» **Problem details**:
From top to bottom, each entry below must be reproduced exactly.

» **Listed entries**:
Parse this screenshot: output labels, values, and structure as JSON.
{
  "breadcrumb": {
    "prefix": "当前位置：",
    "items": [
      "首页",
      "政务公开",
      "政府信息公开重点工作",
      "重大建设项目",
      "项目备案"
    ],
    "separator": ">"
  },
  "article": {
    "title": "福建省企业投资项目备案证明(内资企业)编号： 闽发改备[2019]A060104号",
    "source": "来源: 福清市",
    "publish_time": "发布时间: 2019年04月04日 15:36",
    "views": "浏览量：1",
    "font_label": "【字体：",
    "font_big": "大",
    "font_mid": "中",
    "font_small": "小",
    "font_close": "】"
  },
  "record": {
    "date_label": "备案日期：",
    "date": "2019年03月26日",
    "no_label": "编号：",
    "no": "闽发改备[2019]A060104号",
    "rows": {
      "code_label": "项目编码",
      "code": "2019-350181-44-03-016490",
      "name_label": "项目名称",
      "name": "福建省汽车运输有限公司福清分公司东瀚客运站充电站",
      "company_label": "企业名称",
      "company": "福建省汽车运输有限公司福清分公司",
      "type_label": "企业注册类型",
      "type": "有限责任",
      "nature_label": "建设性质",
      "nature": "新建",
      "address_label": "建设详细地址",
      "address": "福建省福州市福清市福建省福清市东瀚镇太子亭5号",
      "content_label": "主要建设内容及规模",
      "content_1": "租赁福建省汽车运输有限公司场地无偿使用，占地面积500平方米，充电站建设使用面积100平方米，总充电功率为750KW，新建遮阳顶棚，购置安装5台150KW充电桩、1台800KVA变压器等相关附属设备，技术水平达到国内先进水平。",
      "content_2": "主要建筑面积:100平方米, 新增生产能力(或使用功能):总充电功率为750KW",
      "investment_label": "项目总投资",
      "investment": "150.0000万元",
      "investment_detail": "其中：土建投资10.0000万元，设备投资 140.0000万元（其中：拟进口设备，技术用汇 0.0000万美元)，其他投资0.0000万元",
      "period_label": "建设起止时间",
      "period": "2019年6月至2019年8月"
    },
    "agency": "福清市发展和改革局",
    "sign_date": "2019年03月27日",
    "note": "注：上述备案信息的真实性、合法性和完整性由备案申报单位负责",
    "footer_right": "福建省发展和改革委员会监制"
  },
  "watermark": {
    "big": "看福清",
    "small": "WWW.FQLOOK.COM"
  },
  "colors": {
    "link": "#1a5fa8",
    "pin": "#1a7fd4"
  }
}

» **Expected answer**:
Parse this screenshot: output labels, values, and structure as JSON.
{
  "breadcrumb": {
    "prefix": "当前位置：",
    "items": [
      "首页",
      "政务公开",
      "政府信息公开重点工作",
      "重大建设项目",
      "项目备案"
    ],
    "separator": ">"
  },
  "article": {
    "title": "福建省企业投资项目备案证明(内资企业)编号： 闽发改备[2019]A060104号",
    "source": "来源: 福清市",
    "publish_time": "发布时间: 2019年04月04日 15:36",
    "views": "浏览量：1",
    "font_label": "【字体：",
    "font_big": "大",
    "font_mid": "中",
    "font_small": "小",
    "font_close": "】"
  },
  "record": {
    "date_label": "备案日期：",
    "date": "2019年03月26日",
    "no_label": "编号：",
    "no": "闽发改备[2019]A060104号",
    "rows": {
      "code_label": "项目编码",
      "code": "2019-350181-44-03-016490",
      "name_label": "项目名称",
      "name": "福建省汽车运输有限公司福清分公司东瀚客运站充电站",
      "company_label": "企业名称",
      "company": "福建省汽车运输有限公司福清分公司",
      "type_label": "企业注册类型",
      "type": "有限责任",
      "nature_label": "建设性质",
      "nature": "新建",
      "address_label": "建设详细地址",
      "address": "福建省福州市福清市福建省福清市东瀚镇太子亭5号",
      "content_label": "主要建设内容及规模",
      "content_1": "租赁福建省汽车运输有限公司场地无偿使用，占地面积500平方米，充电站建设使用面积100平方米，总充电功率为750KW，新建遮阳顶棚，购置安装5台150KW充电桩、1台800KVA变压器等相关附属设备，技术水平达到国内先进水平。",
      "content_2": "主要建筑面积:100平方米, 新增生产能力(或使用功能):总充电功率为750KW",
      "investment_label": "项目总投资",
      "investment": "150.0000万元",
      "investment_detail": "其中：土建投资10.0000万元，设备投资 140.0000万元（其中：拟进口设备，技术用汇 0.0000万美元)，其他投资0.0000万元",
      "period_label": "建设起止时间",
      "period": "2019年6月至2019年8月"
    },
    "agency": "福清市发展和改革局",
    "sign_date": "2019年03月27日",
    "note": "注：上述备案信息的真实性、合法性和完整性由备案申报单位负责",
    "footer_right": "福建省发展和改革委员会监制"
  },
  "watermark": {
    "big": "看福清",
    "small": "WWW.FQLOOK.COM"
  },
  "colors": {
    "link": "#1a5fa8",
    "pin": "#1a7fd4"
  }
}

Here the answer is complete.